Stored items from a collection
◇ ◇ ◇ ◇ ◇ ◇ ◇
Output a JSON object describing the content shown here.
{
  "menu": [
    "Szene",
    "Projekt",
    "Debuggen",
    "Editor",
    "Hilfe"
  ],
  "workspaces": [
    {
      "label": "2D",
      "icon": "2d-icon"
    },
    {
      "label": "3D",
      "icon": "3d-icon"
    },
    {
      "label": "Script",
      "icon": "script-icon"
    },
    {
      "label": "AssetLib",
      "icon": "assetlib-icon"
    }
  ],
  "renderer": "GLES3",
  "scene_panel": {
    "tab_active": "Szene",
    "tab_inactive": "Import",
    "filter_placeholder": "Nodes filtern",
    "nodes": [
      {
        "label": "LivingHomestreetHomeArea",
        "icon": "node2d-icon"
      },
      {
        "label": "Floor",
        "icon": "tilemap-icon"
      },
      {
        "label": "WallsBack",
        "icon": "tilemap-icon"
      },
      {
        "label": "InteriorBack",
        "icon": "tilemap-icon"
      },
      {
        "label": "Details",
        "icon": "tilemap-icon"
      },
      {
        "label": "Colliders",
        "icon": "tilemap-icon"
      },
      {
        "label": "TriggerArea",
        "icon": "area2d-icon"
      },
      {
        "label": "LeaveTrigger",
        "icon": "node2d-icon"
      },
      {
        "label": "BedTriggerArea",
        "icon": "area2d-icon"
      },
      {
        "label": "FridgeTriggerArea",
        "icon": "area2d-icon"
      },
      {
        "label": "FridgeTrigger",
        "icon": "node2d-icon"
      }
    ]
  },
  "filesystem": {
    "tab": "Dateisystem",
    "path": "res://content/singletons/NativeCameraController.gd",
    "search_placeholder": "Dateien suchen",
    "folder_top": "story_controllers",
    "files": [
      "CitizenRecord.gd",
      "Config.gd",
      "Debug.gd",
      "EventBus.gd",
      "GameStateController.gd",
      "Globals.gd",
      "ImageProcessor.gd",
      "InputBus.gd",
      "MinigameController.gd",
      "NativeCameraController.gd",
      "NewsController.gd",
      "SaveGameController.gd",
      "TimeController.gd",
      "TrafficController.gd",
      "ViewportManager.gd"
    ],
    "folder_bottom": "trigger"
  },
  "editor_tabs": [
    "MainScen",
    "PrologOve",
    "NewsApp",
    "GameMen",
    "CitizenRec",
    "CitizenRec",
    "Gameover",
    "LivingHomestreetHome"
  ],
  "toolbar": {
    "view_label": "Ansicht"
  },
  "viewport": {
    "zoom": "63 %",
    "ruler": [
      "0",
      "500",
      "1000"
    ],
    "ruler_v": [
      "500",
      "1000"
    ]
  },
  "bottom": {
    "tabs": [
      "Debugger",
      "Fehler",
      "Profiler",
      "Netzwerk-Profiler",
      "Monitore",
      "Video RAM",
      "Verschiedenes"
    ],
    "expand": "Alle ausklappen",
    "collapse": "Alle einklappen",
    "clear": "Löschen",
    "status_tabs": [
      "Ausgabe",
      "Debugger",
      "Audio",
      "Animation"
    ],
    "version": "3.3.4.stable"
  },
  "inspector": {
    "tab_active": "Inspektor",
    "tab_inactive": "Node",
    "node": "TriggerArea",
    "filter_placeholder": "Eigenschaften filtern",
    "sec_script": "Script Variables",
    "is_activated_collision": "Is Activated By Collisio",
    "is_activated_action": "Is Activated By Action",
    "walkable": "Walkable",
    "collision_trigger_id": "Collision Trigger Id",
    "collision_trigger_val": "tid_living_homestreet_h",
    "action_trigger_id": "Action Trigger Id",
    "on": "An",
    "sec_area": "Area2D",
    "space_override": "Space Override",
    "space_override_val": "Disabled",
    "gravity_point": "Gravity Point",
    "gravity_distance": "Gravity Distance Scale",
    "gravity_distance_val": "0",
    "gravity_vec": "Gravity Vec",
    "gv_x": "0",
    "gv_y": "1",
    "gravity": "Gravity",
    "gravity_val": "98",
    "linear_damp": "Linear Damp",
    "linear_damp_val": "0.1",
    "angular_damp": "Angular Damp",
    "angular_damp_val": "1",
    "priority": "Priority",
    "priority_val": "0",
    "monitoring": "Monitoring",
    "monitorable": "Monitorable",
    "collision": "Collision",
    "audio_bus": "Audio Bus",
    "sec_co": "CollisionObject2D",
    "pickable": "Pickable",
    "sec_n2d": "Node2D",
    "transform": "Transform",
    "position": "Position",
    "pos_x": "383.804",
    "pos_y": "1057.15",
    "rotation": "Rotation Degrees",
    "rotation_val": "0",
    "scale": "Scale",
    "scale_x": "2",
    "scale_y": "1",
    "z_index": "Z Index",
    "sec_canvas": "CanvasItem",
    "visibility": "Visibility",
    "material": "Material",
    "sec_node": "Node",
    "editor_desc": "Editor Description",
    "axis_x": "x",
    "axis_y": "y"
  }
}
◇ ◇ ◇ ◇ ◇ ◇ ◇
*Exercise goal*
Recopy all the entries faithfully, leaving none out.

*Written solution*
Output a JSON object describing the content shown here.
{
  "menu": [
    "Szene",
    "Projekt",
    "Debuggen",
    "Editor",
    "Hilfe"
  ],
  "workspaces": [
    {
      "label": "2D",
      "icon": "2d-icon"
    },
    {
      "label": "3D",
      "icon": "3d-icon"
    },
    {
      "label": "Script",
      "icon": "script-icon"
    },
    {
      "label": "AssetLib",
      "icon": "assetlib-icon"
    }
  ],
  "renderer": "GLES3",
  "scene_panel": {
    "tab_active": "Szene",
    "tab_inactive": "Import",
    "filter_placeholder": "Nodes filtern",
    "nodes": [
      {
        "label": "LivingHomestreetHomeArea",
        "icon": "node2d-icon"
      },
      {
        "label": "Floor",
        "icon": "tilemap-icon"
      },
      {
        "label": "WallsBack",
        "icon": "tilemap-icon"
      },
      {
        "label": "InteriorBack",
        "icon": "tilemap-icon"
      },
      {
        "label": "Details",
        "icon": "tilemap-icon"
      },
      {
        "label": "Colliders",
        "icon": "tilemap-icon"
      },
      {
        "label": "TriggerArea",
        "icon": "area2d-icon"
      },
      {
        "label": "LeaveTrigger",
        "icon": "node2d-icon"
      },
      {
        "label": "BedTriggerArea",
        "icon": "area2d-icon"
      },
      {
        "label": "FridgeTriggerArea",
        "icon": "area2d-icon"
      },
      {
        "label": "FridgeTrigger",
        "icon": "node2d-icon"
      }
    ]
  },
  "filesystem": {
    "tab": "Dateisystem",
    "path": "res://content/singletons/NativeCameraController.gd",
    "search_placeholder": "Dateien suchen",
    "folder_top": "story_controllers",
    "files": [
      "CitizenRecord.gd",
      "Config.gd",
      "Debug.gd",
      "EventBus.gd",
      "GameStateController.gd",
      "Globals.gd",
      "ImageProcessor.gd",
      "InputBus.gd",
      "MinigameController.gd",
      "NativeCameraController.gd",
      "NewsController.gd",
      "SaveGameController.gd",
      "TimeController.gd",
      "TrafficController.gd",
      "ViewportManager.gd"
    ],
    "folder_bottom": "trigger"
  },
  "editor_tabs": [
    "MainScen",
    "PrologOve",
    "NewsApp",
    "GameMen",
    "CitizenRec",
    "CitizenRec",
    "Gameover",
    "LivingHomestreetHome"
  ],
  "toolbar": {
    "view_label": "Ansicht"
  },
  "viewport": {
    "zoom": "63 %",
    "ruler": [
      "0",
      "500",
      "1000"
    ],
    "ruler_v": [
      "500",
      "1000"
    ]
  },
  "bottom": {
    "tabs": [
      "Debugger",
      "Fehler",
      "Profiler",
      "Netzwerk-Profiler",
      "Monitore",
      "Video RAM",
      "Verschiedenes"
    ],
    "expand": "Alle ausklappen",
    "collapse": "Alle einklappen",
    "clear": "Löschen",
    "status_tabs": [
      "Ausgabe",
      "Debugger",
      "Audio",
      "Animation"
    ],
    "version": "3.3.4.stable"
  },
  "inspector": {
    "tab_active": "Inspektor",
    "tab_inactive": "Node",
    "node": "TriggerArea",
    "filter_placeholder": "Eigenschaften filtern",
    "sec_script": "Script Variables",
    "is_activated_collision": "Is Activated By Collisio",
    "is_activated_action": "Is Activated By Action",
    "walkable": "Walkable",
    "collision_trigger_id": "Collision Trigger Id",
    "collision_trigger_val": "tid_living_homestreet_h",
    "action_trigger_id": "Action Trigger Id",
    "on": "An",
    "sec_area": "Area2D",
    "space_override": "Space Override",
    "space_override_val": "Disabled",
    "gravity_point": "Gravity Point",
    "gravity_distance": "Gravity Distance Scale",
    "gravity_distance_val": "0",
    "gravity_vec": "Gravity Vec",
    "gv_x": "0",
    "gv_y": "1",
    "gravity": "Gravity",
    "gravity_val": "98",
    "linear_damp": "Linear Damp",
    "linear_damp_val": "0.1",
    "angular_damp": "Angular Damp",
    "angular_damp_val": "1",
    "priority": "Priority",
    "priority_val": "0",
    "monitoring": "Monitoring",
    "monitorable": "Monitorable",
    "collision": "Collision",
    "audio_bus": "Audio Bus",
    "sec_co": "CollisionObject2D",
    "pickable": "Pickable",
    "sec_n2d": "Node2D",
    "transform": "Transform",
    "position": "Position",
    "pos_x": "383.804",
    "pos_y": "1057.15",
    "rotation": "Rotation Degrees",
    "rotation_val": "0",
    "scale": "Scale",
    "scale_x": "2",
    "scale_y": "1",
    "z_index": "Z Index",
    "sec_canvas": "CanvasItem",
    "visibility": "Visibility",
    "material": "Material",
    "sec_node": "Node",
    "editor_desc": "Editor Description",
    "axis_x": "x",
    "axis_y": "y"
  }
}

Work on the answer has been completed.